One of the things that I found most useful from the module in Historical Bibliography that I took at Aberystwyth twenty years ago was the extensive indicative reading list that our tutor, John Turner, gave us. He indicated on it the texts that he had used to prepare lectures and seminars, so it was easy for us to see what we might want to read while we were studying, and, of course, Gaskell was our core text, which we were recommended to buy. Having focused on the sixteenth and nineteenth centuries for my essay choices, I found John’s old reading list really helpful the first time I was working eighteenth century materials as a practitioner, some ten years later.
When I was asked to take on the development and teaching of the equivalent course at UCL, I followed John’s example, and created a similarly extensive reading list for students.
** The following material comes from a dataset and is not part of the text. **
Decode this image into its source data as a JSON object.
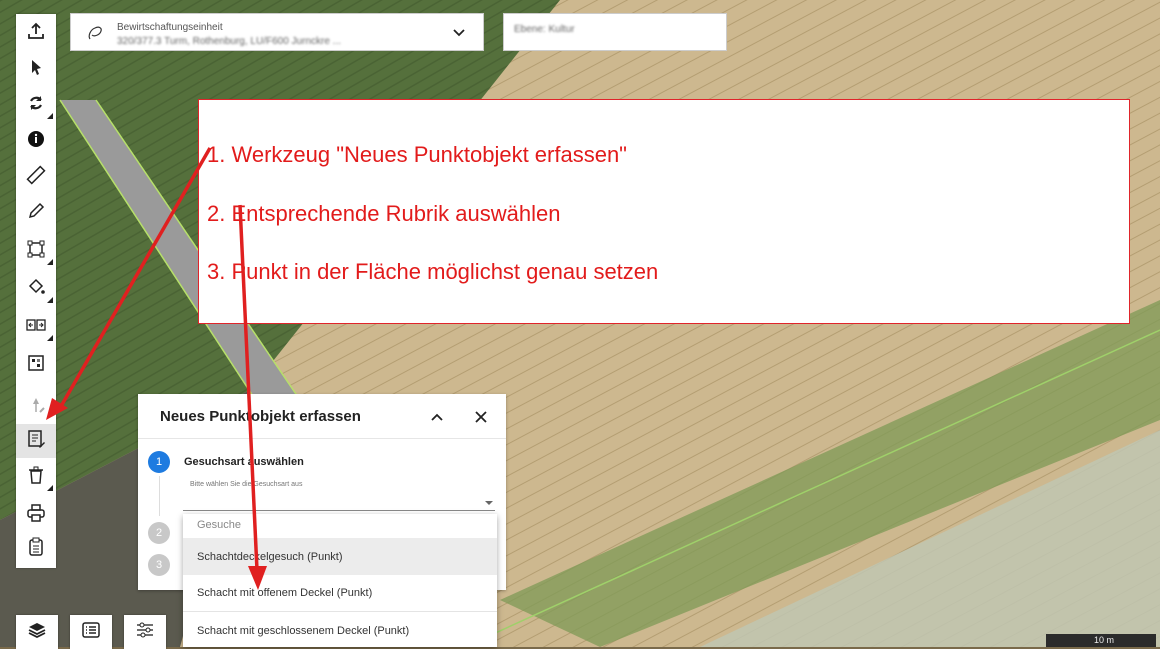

So perhaps it’s little surprise that, despite good intentions, it has taken until now to transfer from a series of pdfs to our online reading list system. Spurred on by my upcoming sabbatical, during which the excellent Helen O’Neill will lead the class, I’ve had a final push to publish it online. The latest version of the reading list software allows for sections and also for the use of various levels of recommendation: from “recommended for student purchase” (Gaskell) through “essential” (for the compulsory seminar readings) and “recommended” (which I’ve used to indicate materials I used to write the lectures) to “optional” (for materials that I know are useful, and which students may want to read for interest, for their negotiated essay topic, or, years later, for working with new collections).
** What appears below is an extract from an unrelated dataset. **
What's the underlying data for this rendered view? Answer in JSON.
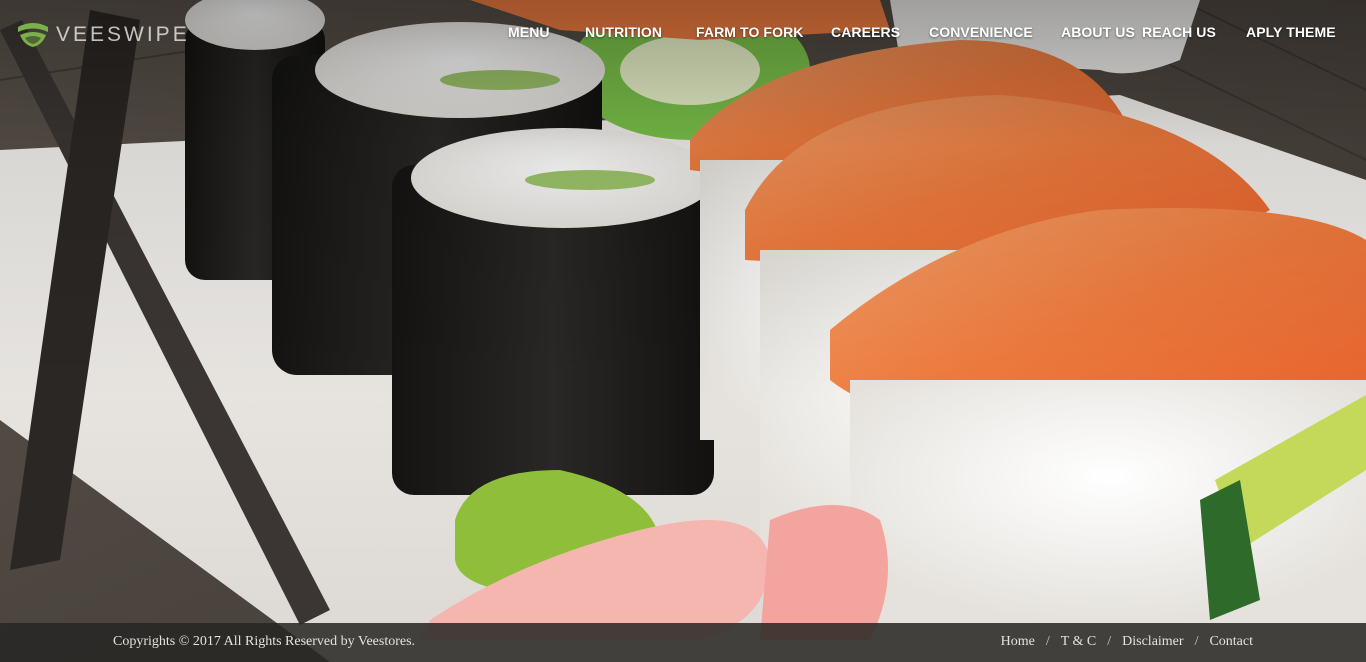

I hope the new presentation of the list, with the direct links to the catalogue and SFX links to materials for which UCL holds online subscriptions, will be helpful for the class of 2015-16.
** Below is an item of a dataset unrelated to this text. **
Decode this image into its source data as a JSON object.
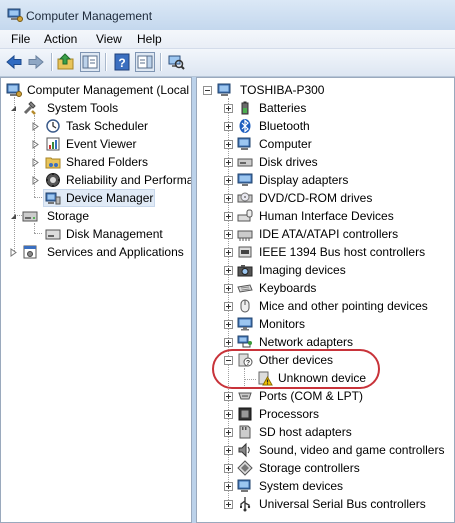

If you’re interested in seeing the list, it’s online here now, although, no doubt I’ll make a few tweaks once I’ve proof-read it next week (with, hopefully, enough distance from time of construction to spot the inevitable typos). INSTG012 Historical Bibliography runs throughout the Autumn term on Monday afternoons.